=== Your task ===
Retype the complete listing without any change.

"""

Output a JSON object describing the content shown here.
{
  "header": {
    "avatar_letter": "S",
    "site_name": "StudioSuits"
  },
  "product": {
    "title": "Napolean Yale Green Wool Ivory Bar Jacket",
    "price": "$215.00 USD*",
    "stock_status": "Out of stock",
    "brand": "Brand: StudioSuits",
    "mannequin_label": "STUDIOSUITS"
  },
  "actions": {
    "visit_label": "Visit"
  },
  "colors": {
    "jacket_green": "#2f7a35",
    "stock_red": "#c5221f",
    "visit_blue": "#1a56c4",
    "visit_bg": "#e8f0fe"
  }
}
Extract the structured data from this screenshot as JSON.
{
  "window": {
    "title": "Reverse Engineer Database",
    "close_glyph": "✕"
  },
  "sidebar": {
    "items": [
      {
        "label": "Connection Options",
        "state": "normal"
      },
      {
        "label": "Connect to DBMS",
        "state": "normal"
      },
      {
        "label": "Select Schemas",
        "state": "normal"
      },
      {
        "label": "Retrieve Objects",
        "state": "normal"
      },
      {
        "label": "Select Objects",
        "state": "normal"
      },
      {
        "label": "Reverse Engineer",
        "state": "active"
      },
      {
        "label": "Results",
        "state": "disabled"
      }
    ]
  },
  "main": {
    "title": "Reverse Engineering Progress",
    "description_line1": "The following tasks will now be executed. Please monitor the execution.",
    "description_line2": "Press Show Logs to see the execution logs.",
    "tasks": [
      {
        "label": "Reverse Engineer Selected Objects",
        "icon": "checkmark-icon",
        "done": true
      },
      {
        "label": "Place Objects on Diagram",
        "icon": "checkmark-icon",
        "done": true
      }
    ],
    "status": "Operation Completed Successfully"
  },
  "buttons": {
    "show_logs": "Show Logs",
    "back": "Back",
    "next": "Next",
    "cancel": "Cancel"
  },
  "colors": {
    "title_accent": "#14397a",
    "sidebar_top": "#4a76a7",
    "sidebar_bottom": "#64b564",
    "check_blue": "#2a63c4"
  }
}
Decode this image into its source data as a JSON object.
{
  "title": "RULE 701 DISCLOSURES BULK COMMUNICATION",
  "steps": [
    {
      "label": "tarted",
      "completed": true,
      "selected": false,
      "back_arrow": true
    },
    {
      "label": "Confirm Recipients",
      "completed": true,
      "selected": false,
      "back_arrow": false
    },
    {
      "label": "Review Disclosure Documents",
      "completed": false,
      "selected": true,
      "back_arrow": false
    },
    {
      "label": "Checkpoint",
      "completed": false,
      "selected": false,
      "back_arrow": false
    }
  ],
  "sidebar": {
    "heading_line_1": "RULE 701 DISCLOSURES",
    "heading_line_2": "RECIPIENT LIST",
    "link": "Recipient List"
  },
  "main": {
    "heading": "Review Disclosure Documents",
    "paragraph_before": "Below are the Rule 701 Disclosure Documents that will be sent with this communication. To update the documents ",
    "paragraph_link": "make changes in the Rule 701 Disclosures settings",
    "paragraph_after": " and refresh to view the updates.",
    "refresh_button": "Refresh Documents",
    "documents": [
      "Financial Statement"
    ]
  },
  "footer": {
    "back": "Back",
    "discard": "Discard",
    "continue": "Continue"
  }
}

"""

=== Answer to this problem ===
Output a JSON object describing the content shown here.
{
  "header": {
    "avatar_letter": "S",
    "site_name": "StudioSuits"
  },
  "product": {
    "title": "Napolean Yale Green Wool Ivory Bar Jacket",
    "price": "$215.00 USD*",
    "stock_status": "Out of stock",
    "brand": "Brand: StudioSuits",
    "mannequin_label": "STUDIOSUITS"
  },
  "actions": {
    "visit_label": "Visit"
  },
  "colors": {
    "jacket_green": "#2f7a35",
    "stock_red": "#c5221f",
    "visit_blue": "#1a56c4",
    "visit_bg": "#e8f0fe"
  }
}
Extract the structured data from this screenshot as JSON.
{
  "window": {
    "title": "Reverse Engineer Database",
    "close_glyph": "✕"
  },
  "sidebar": {
    "items": [
      {
        "label": "Connection Options",
        "state": "normal"
      },
      {
        "label": "Connect to DBMS",
        "state": "normal"
      },
      {
        "label": "Select Schemas",
        "state": "normal"
      },
      {
        "label": "Retrieve Objects",
        "state": "normal"
      },
      {
        "label": "Select Objects",
        "state": "normal"
      },
      {
        "label": "Reverse Engineer",
        "state": "active"
      },
      {
        "label": "Results",
        "state": "disabled"
      }
    ]
  },
  "main": {
    "title": "Reverse Engineering Progress",
    "description_line1": "The following tasks will now be executed. Please monitor the execution.",
    "description_line2": "Press Show Logs to see the execution logs.",
    "tasks": [
      {
        "label": "Reverse Engineer Selected Objects",
        "icon": "checkmark-icon",
        "done": true
      },
      {
        "label": "Place Objects on Diagram",
        "icon": "checkmark-icon",
        "done": true
      }
    ],
    "status": "Operation Completed Successfully"
  },
  "buttons": {
    "show_logs": "Show Logs",
    "back": "Back",
    "next": "Next",
    "cancel": "Cancel"
  },
  "colors": {
    "title_accent": "#14397a",
    "sidebar_top": "#4a76a7",
    "sidebar_bottom": "#64b564",
    "check_blue": "#2a63c4"
  }
}
Decode this image into its source data as a JSON object.
{
  "title": "RULE 701 DISCLOSURES BULK COMMUNICATION",
  "steps": [
    {
      "label": "tarted",
      "completed": true,
      "selected": false,
      "back_arrow": true
    },
    {
      "label": "Confirm Recipients",
      "completed": true,
      "selected": false,
      "back_arrow": false
    },
    {
      "label": "Review Disclosure Documents",
      "completed": false,
      "selected": true,
      "back_arrow": false
    },
    {
      "label": "Checkpoint",
      "completed": false,
      "selected": false,
      "back_arrow": false
    }
  ],
  "sidebar": {
    "heading_line_1": "RULE 701 DISCLOSURES",
    "heading_line_2": "RECIPIENT LIST",
    "link": "Recipient List"
  },
  "main": {
    "heading": "Review Disclosure Documents",
    "paragraph_before": "Below are the Rule 701 Disclosure Documents that will be sent with this communication. To update the documents ",
    "paragraph_link": "make changes in the Rule 701 Disclosures settings",
    "paragraph_after": " and refresh to view the updates.",
    "refresh_button": "Refresh Documents",
    "documents": [
      "Financial Statement"
    ]
  },
  "footer": {
    "back": "Back",
    "discard": "Discard",
    "continue": "Continue"
  }
}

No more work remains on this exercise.